→ **Exercise objective**: Which lines of the data below hold "icon"? Copy each of them.

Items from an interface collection

+ + +

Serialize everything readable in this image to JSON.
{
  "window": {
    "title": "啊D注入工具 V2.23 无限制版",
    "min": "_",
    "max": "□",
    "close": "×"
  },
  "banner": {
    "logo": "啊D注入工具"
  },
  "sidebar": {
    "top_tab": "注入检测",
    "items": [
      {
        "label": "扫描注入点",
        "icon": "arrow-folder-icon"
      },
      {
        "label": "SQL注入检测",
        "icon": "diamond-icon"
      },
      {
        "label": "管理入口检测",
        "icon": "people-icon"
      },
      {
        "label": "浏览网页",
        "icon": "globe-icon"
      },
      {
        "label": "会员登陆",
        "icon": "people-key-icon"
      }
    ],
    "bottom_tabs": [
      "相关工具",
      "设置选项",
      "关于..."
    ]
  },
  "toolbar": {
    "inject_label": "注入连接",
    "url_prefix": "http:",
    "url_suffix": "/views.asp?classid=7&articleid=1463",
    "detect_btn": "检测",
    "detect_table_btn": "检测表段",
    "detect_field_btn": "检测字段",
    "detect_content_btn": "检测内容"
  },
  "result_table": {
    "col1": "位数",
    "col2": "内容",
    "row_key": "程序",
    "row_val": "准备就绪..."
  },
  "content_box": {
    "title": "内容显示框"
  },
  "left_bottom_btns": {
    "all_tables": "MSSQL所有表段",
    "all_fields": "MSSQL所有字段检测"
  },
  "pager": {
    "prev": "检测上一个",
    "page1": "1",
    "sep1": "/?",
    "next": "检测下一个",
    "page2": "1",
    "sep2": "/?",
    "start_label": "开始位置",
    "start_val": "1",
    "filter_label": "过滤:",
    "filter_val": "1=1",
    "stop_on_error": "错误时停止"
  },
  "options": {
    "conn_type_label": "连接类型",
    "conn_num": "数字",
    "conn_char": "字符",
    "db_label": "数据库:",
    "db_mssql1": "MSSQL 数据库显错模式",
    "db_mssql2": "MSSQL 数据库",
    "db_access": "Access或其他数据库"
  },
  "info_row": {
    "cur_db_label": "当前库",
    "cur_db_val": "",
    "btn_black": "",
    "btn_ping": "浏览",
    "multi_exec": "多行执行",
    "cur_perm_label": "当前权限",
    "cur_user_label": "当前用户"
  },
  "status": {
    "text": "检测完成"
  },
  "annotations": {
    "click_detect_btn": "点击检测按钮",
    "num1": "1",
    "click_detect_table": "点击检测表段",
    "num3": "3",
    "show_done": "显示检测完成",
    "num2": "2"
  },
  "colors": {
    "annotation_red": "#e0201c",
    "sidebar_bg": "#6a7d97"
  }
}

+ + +

→ **Written response**:
        "icon": "arrow-folder-icon"
        "icon": "diamond-icon"
        "icon": "people-icon"
        "icon": "globe-icon"
        "icon": "people-key-icon"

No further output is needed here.